      I agree that rules are silly, especially since I hardly follow them myself (my latest work starts with dialogue, which tends to infuriate many). Put I think there are certain things to avoid, like introducing way to many characters, etc, and I did try to say in #5 that at the end of the day it’s your writing that’s important. You can’t try to imitate anyone’s success; you can’t win by following the rules. But at the same time, from a reader’s perspective (I don’t know about agents), I’m not reading past a first page if it doesn’t violently wrench my heart out of my chest, so I might never get to find out if it’s any good in an entirety. The only exception to that rule tends to be books that have had good press, that have already been vetted as good or already have established authors I enjoy–but what about those debut authors, or the ones left to muddle in their obscurity? Those guys need to pack a punch in order to capture their future audience. Just a thought.

      (Meu pai é do Rio de Janeiro, e eu visitei quando era pequeno. Eu posso ler Português de base, mas pode escrever pouco (falo menos). Eu quero estudar na universidade. O que trouxe você para a Argentina / Brasil? Soa como um lindo lugar para se viver.)

      Ugggh, I’m so embarassed, I needed google translate to write out at least 60% of that. Mas estou aprendendo!

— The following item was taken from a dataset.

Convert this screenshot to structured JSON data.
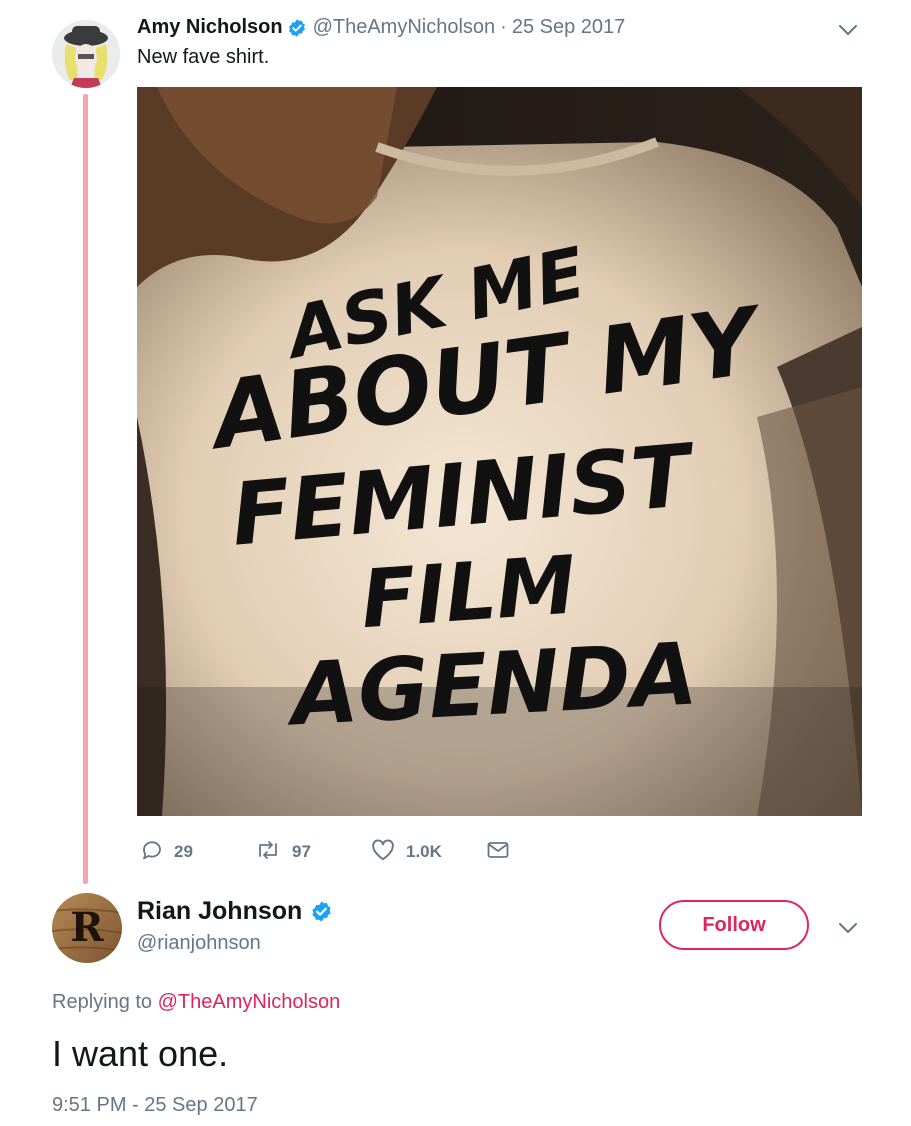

Trackbacks

  1. uberVU - social comments
  2. Stop Teaching Me How To Write «
  3. Blogs, Stop Teaching Me How To Write! «

Leave a Reply

Fill in your details below or click an icon to log in:

WordPress.com Logo

You are commenting using your WordPress.com account. Log Out / Change )

Twitter picture

You are commenting using your Twitter account. Log Out / Change )

Facebook photo

You are commenting using your Facebook account. Log Out / Change )

Google+ photo

You are commenting using your Google+ account. Log Out / Change )

Connecting to %s

%d bloggers like this: